▶ What is needed: Where a picture appears, skip it; print everything else in the records exactly as it stands.
═══
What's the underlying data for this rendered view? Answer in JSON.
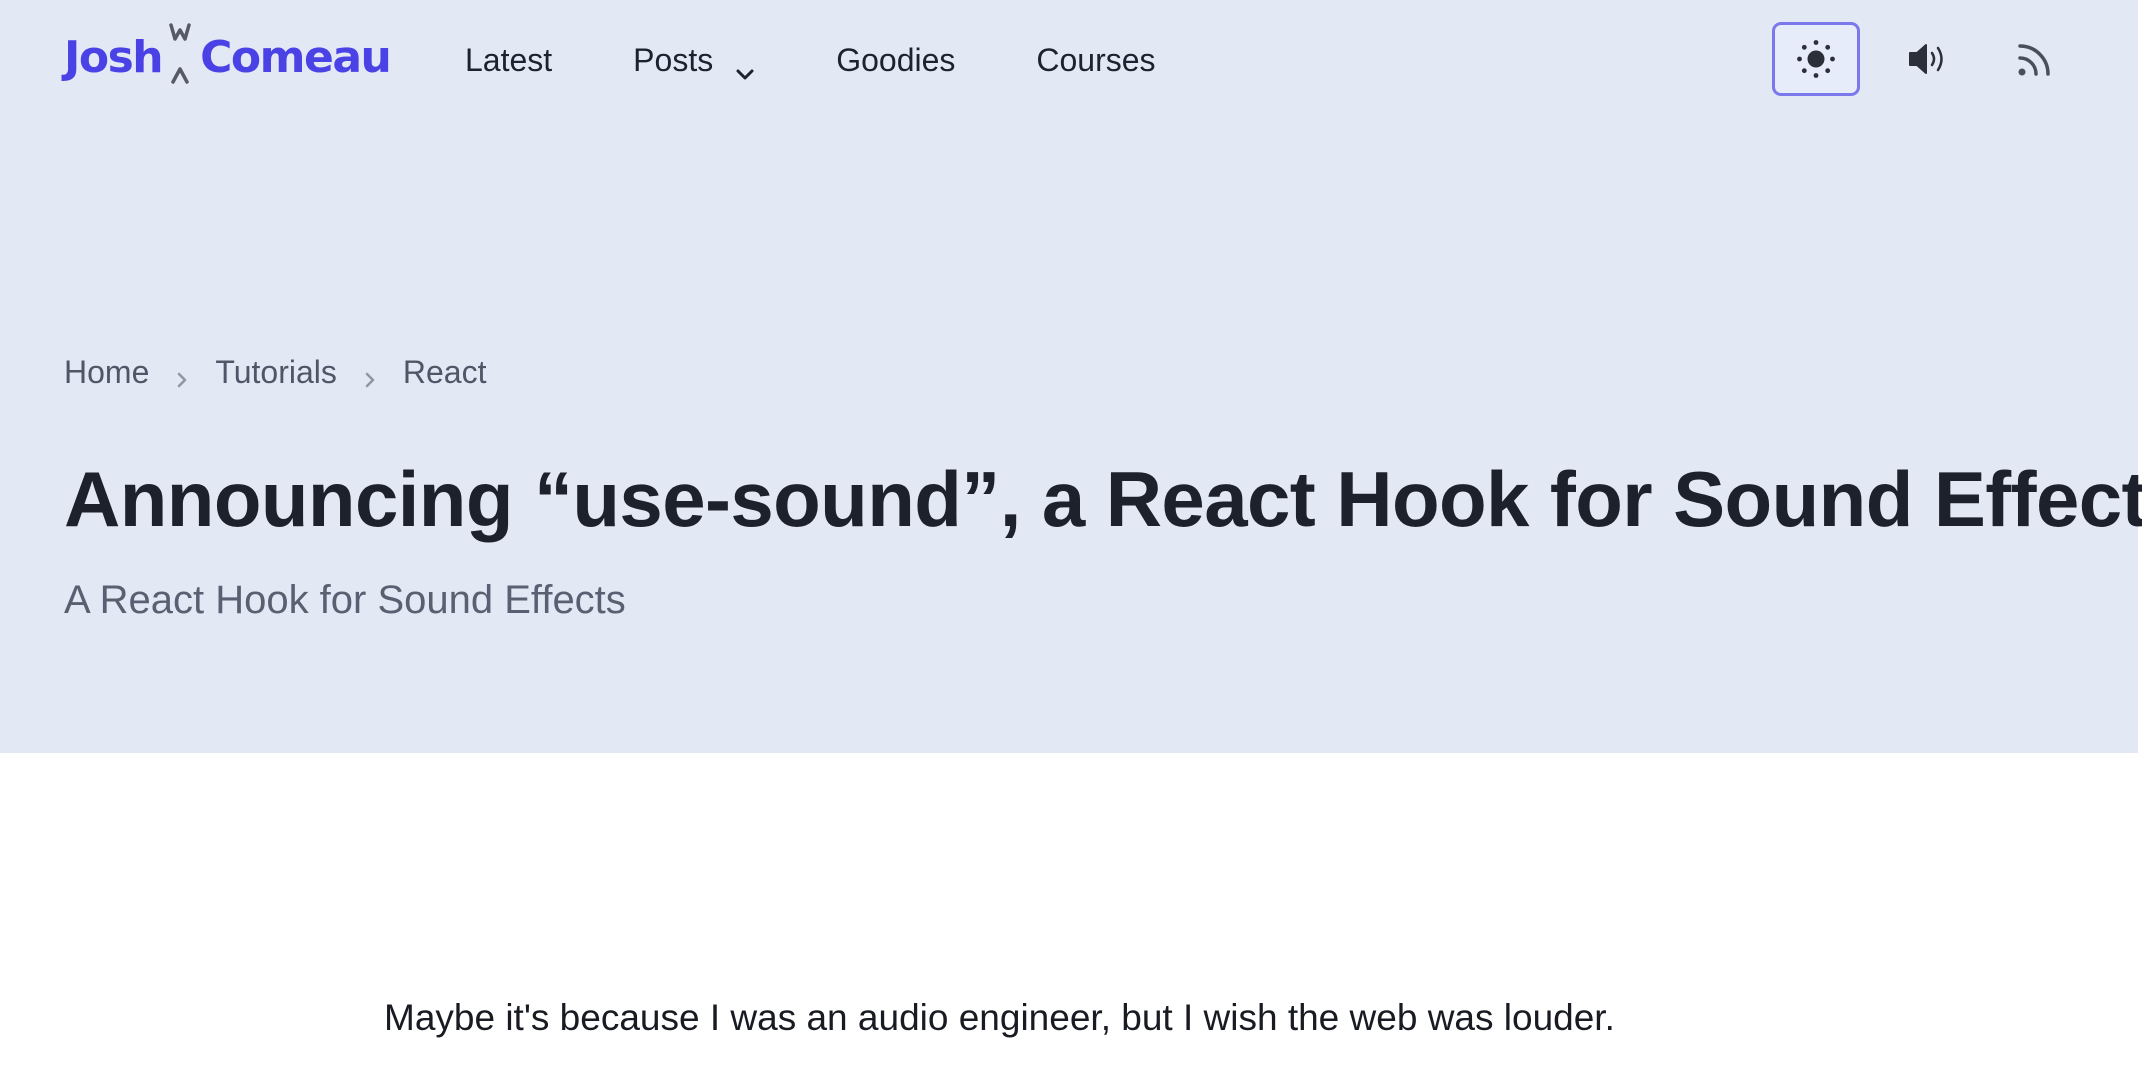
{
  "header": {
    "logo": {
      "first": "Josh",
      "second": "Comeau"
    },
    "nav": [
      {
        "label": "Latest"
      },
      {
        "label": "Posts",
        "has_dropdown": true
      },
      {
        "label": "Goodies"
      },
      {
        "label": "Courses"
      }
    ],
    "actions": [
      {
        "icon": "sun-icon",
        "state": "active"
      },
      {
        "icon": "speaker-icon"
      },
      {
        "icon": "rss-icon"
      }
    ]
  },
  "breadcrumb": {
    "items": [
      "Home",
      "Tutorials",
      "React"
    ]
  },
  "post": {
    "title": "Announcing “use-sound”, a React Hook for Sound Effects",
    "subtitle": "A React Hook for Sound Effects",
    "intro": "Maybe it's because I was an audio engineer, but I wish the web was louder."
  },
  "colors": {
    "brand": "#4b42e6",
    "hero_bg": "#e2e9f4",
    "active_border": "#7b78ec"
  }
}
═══
▶ Exercise result:
What's the underlying data for this rendered view? Answer in JSON.
{
  "header": {
    "logo": {
      "first": "Josh",
      "second": "Comeau"
    },
    "nav": [
      {
        "label": "Latest"
      },
      {
        "label": "Posts",
        "has_dropdown": true
      },
      {
        "label": "Goodies"
      },
      {
        "label": "Courses"
      }
    ],
    "actions": [
      {
        "icon": "sun-icon",
        "state": "active"
      },
      {
        "icon": "speaker-icon"
      },
      {
        "icon": "rss-icon"
      }
    ]
  },
  "breadcrumb": {
    "items": [
      "Home",
      "Tutorials",
      "React"
    ]
  },
  "post": {
    "title": "Announcing “use-sound”, a React Hook for Sound Effects",
    "subtitle": "A React Hook for Sound Effects",
    "intro": "Maybe it's because I was an audio engineer, but I wish the web was louder."
  },
  "colors": {
    "brand": "#4b42e6",
    "hero_bg": "#e2e9f4",
    "active_border": "#7b78ec"
  }
}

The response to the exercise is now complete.